When you move and exercise, your body usually breaks down glucose, or sugar, in the bloodstream for fuel. But when you are low on glucose, your body starts breaking down fat reserves instead. Ketones are the byproduct of the breakdown of fat. So, if you’re trying to shed extra body weight, they’re a handy hint as to how your workout and diet regimen is going.
On the other hand, if you’re at risk of developing diabetes, excess ketones may be a sign of trouble. If your body is short on insulin, your ketone level may rise not because your liver is kicking your body into ketosis, but because your body is struggling to break down glucose.
What ketone level should you aim for?

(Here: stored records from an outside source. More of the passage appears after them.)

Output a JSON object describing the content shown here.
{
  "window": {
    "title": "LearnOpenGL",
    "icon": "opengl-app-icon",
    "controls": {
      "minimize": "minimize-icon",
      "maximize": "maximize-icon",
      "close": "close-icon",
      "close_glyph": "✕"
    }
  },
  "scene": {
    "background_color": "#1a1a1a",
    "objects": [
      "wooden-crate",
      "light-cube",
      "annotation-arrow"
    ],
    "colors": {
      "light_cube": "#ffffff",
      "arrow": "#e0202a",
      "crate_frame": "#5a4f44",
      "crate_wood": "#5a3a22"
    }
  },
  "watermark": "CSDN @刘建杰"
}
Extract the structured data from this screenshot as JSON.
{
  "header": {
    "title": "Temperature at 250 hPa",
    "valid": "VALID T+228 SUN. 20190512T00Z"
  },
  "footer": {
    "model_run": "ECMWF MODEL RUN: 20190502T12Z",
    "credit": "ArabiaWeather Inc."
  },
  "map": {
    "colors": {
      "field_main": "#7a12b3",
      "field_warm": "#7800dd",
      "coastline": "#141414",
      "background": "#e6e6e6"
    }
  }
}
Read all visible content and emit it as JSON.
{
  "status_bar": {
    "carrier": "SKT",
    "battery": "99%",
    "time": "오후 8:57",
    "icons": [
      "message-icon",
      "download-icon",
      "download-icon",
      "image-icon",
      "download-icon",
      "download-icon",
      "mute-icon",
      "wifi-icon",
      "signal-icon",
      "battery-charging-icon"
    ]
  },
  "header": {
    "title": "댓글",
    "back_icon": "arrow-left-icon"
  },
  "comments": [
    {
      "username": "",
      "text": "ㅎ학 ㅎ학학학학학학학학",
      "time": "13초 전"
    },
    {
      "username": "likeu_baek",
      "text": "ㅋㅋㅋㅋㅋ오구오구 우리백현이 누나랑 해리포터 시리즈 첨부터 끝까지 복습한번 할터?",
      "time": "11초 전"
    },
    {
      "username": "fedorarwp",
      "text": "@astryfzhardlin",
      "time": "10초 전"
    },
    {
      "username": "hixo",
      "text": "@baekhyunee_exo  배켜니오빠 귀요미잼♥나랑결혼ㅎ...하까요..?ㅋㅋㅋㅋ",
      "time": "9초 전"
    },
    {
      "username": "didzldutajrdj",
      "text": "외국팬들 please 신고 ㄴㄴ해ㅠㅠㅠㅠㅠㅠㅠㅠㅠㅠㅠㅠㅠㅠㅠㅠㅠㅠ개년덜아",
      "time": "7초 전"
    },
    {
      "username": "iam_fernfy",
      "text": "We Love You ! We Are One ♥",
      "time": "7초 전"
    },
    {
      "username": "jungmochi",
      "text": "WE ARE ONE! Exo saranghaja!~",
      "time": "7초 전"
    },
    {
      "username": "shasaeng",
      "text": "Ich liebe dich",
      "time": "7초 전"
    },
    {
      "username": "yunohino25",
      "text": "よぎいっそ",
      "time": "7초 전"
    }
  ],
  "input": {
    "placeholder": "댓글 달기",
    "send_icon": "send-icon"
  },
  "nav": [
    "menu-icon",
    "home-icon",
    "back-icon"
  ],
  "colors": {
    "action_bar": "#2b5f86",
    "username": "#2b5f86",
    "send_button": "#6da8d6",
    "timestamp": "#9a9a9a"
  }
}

On a low-carb keto diet, you can try to nudge your body into ketosis, which is a state in which your liver produces ketones, encouraging your body to burn fat instead of glucose. Ketosis involves a much lower level of ketones in the bloodstream than ketoacidosis, the buildup of excess ketones that causes health problems in diabetics.
If you’re cutting down on carbs and working out to lose weight, you want a ketone level between 0.5 and 3.0 mM (millimolars). A higher level than that indicates starvation ketosis, and ketoacidosis kicks in at 5.5mM.
If you’re not on a ketogenic diet, but are at risk of developing diabetes, it’s also a smart idea to test your ketone level. In this case, you want to look for a reading below 4.0 mM. If your level is higher than that regularly, you should consult a doctor about how to encourage your body to produce more insulin.
How do you measure ketone levels?
Easy – buy urine ketone strips from TestSure! They’re color coded, easy to use, and FDA certified.